It was not uncommon for people to ask Kuehne if living in Canada was expensive because of need for extra clothes, and what it was like to drive a car on ice.
After coaching in Australia for three years Kuehne had to make a choice. Staying longer would have required her to become a permanent resident. In 2002, she decided to return to Terrace.
“I always wanted to come back and make my club really strong, and that was always something I felt passionate about,” she said.
Since her days as a skater, a lot has changed for the Terrace Skating Club. Ice is available for more months during the year than it used to be. There is better education around off-ice training for skaters so they can improve and work on their skills even if there isn’t ice available. That includes yoga, fitness class, and even spinners — small plastic pieces with a slight rocker on the bottom that a skater stands on to practice spin positions off-ice.
Now, Kuehne is leaving town again. Her husband secured a job transfer to Vernon, where they already have friends. She is looking forward to the drier weather and Okanagan lifestyle. She said she will miss Terrace, the club and her skaters.
“Normally we have an end-of-year banquet and that would be nice for me to be able to say bye to everybody,” she said.
“We weren’t able to do that, but those things are really just cherry cherries on the top of the cake, right?”
Kuehne said the club is in good hands, and she doesn’t feel like there is any unfinished business. Whether she will continue coaching is an open question, for now she’s focused on settling in and relaxing for a while before making a decision.
Regardless of what happens to her coaching career in the future, Kuehne said she has been touched by all of the support in the Terrace community and will certainly be back to visit.

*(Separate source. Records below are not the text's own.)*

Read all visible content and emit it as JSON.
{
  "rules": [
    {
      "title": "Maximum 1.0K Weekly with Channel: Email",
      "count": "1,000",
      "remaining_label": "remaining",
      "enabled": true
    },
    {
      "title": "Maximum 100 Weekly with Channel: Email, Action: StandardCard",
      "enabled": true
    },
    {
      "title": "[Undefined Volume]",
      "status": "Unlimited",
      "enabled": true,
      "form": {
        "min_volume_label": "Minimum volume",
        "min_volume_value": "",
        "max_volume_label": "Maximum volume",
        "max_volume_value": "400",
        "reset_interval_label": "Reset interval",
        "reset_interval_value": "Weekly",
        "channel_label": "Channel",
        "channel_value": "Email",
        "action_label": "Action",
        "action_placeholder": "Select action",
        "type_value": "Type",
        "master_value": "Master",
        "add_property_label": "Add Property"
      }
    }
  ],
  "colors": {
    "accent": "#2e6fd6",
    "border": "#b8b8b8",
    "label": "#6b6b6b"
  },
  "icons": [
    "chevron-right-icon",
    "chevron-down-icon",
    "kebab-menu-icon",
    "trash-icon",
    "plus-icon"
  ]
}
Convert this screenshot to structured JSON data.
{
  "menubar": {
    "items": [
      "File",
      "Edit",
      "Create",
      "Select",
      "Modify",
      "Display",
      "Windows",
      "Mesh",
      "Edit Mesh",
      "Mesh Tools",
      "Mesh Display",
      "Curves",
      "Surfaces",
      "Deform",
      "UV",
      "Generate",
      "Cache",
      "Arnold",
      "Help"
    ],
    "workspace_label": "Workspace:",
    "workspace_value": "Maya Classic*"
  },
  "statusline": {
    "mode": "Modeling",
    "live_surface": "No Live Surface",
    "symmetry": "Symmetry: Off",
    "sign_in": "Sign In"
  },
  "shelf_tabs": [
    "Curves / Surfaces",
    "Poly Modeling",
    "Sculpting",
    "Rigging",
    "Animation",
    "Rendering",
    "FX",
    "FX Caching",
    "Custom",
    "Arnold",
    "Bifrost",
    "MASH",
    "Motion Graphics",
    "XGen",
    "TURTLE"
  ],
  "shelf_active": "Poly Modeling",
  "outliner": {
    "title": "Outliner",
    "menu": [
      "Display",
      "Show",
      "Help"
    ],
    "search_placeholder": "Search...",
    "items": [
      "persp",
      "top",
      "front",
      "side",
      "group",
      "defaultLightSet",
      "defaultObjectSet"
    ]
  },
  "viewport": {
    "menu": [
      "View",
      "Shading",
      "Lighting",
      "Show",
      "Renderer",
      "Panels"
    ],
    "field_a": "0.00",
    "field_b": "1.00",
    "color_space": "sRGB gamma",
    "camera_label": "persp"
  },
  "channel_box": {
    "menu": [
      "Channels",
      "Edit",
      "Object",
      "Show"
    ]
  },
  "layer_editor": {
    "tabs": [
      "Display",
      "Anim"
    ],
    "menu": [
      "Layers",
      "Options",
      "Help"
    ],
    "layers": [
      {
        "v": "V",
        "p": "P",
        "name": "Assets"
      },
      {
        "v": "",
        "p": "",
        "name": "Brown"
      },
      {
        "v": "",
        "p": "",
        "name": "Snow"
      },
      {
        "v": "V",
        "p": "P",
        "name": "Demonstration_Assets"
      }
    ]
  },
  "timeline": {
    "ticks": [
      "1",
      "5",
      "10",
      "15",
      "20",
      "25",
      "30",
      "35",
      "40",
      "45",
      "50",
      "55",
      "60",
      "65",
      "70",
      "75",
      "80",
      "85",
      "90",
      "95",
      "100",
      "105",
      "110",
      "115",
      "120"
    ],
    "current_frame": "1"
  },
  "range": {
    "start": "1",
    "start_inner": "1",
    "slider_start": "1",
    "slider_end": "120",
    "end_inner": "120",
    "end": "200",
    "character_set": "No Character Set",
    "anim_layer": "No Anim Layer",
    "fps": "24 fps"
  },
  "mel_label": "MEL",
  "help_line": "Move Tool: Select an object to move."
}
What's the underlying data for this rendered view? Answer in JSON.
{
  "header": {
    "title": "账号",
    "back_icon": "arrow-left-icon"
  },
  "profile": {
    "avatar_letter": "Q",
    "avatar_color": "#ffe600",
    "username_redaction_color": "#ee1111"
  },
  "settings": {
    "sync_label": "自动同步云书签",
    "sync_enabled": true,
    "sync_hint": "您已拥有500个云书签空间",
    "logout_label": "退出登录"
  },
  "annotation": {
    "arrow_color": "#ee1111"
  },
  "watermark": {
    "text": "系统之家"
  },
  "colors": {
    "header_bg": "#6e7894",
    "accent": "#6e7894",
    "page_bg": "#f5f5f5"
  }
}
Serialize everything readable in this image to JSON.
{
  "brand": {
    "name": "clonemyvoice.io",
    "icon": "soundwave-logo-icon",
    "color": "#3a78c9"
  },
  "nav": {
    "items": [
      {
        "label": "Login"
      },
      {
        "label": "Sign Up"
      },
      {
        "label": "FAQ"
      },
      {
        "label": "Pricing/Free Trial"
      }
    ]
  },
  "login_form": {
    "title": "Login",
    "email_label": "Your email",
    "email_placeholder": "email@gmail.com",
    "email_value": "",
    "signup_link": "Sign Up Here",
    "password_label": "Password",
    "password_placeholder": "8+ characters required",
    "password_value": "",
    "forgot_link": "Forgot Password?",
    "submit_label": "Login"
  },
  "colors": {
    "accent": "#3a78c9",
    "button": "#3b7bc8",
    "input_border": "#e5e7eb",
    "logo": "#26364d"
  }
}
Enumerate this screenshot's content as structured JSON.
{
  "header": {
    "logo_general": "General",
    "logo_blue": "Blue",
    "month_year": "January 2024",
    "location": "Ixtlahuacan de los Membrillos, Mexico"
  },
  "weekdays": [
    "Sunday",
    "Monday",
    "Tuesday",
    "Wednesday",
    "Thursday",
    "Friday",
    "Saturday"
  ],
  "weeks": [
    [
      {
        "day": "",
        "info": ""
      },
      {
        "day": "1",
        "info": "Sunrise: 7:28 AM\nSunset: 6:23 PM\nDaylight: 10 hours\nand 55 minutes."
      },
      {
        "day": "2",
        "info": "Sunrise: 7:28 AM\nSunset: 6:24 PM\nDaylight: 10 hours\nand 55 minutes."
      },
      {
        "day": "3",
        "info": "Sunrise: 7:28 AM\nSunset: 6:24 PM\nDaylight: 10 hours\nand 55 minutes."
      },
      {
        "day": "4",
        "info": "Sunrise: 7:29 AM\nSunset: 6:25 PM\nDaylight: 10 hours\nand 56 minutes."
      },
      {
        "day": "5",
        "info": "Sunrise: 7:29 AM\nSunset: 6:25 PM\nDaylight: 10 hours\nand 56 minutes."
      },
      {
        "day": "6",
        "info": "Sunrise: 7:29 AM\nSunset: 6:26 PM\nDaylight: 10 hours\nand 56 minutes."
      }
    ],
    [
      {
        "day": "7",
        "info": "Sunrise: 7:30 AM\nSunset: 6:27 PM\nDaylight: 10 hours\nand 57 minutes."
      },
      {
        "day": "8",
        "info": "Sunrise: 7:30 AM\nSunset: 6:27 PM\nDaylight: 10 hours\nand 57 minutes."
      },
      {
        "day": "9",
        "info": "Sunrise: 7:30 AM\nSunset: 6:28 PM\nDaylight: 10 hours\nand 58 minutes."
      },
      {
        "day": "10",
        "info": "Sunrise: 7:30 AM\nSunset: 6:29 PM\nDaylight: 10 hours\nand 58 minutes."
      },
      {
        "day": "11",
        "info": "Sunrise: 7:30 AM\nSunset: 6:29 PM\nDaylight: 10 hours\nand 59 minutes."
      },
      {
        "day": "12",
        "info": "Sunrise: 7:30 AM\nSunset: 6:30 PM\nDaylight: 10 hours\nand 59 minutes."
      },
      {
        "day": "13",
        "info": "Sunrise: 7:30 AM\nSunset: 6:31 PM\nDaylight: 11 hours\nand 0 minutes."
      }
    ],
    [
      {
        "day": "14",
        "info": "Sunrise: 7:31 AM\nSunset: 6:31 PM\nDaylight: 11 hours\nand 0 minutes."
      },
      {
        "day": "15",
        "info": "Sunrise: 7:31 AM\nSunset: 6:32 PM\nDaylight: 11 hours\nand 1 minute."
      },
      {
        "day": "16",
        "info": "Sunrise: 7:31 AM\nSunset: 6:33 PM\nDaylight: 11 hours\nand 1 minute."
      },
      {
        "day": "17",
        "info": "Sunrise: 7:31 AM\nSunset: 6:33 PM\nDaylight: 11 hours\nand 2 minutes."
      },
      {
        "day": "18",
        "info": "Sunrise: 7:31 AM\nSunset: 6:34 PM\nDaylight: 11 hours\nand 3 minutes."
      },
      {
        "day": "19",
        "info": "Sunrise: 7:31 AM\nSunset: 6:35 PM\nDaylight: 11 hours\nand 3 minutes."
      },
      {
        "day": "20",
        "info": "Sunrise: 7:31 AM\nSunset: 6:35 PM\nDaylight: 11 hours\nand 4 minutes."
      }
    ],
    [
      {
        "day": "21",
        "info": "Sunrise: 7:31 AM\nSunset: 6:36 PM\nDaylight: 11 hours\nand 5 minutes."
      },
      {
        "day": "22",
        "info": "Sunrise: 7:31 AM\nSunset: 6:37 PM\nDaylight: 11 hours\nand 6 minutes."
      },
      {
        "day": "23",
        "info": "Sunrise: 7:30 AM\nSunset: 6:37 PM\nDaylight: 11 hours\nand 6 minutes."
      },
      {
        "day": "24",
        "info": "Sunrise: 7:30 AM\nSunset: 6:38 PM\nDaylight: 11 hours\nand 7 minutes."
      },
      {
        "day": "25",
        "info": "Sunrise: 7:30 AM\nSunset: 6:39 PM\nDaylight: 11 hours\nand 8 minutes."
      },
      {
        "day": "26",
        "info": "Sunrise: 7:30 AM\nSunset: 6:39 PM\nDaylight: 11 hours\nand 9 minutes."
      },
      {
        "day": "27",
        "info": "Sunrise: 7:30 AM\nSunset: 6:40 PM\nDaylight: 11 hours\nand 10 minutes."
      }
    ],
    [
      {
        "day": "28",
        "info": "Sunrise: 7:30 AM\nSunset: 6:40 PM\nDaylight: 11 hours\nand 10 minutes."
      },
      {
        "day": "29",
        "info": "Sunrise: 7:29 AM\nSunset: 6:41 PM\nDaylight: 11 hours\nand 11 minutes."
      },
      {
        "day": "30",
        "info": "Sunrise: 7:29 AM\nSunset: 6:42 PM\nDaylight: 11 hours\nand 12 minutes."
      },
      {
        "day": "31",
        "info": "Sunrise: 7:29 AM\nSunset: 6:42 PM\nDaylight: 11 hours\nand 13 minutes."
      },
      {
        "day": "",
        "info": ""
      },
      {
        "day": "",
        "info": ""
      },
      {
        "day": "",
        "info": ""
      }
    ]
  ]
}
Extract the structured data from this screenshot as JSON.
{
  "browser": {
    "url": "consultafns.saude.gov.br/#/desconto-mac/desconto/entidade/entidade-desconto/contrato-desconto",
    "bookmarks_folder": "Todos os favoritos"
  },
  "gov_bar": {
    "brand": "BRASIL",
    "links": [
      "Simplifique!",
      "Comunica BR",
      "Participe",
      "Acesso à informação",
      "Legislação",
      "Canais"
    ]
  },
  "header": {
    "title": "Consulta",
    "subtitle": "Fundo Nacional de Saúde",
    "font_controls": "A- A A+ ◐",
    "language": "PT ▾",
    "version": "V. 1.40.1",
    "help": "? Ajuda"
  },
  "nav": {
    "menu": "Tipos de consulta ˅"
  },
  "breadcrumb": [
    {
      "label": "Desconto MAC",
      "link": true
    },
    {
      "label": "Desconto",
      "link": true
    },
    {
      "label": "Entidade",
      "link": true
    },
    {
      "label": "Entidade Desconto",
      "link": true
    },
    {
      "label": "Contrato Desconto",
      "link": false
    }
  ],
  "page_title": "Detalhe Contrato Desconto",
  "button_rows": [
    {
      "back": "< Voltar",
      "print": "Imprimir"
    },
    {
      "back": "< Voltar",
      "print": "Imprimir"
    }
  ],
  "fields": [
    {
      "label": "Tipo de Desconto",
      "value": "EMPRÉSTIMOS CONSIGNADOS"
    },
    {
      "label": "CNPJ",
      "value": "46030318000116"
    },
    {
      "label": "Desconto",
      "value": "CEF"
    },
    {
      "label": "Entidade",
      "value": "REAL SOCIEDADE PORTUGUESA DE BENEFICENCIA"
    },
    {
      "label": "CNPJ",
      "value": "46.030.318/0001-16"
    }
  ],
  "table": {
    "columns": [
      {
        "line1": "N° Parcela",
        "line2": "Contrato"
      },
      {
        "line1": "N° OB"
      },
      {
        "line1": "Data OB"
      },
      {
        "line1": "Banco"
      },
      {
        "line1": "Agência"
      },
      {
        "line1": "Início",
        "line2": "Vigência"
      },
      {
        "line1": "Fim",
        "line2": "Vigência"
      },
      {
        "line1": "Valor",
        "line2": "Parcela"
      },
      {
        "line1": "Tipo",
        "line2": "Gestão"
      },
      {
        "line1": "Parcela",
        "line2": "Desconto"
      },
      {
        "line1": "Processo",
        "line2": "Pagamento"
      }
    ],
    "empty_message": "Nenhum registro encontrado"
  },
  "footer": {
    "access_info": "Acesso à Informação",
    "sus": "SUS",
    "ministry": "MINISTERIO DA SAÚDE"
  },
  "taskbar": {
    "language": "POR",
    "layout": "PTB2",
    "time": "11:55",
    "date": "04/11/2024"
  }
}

“I really want to thank all the sponsors, and the Terrace Standard and the radio station, TV, everyone in Terrace has always been really good to the club.”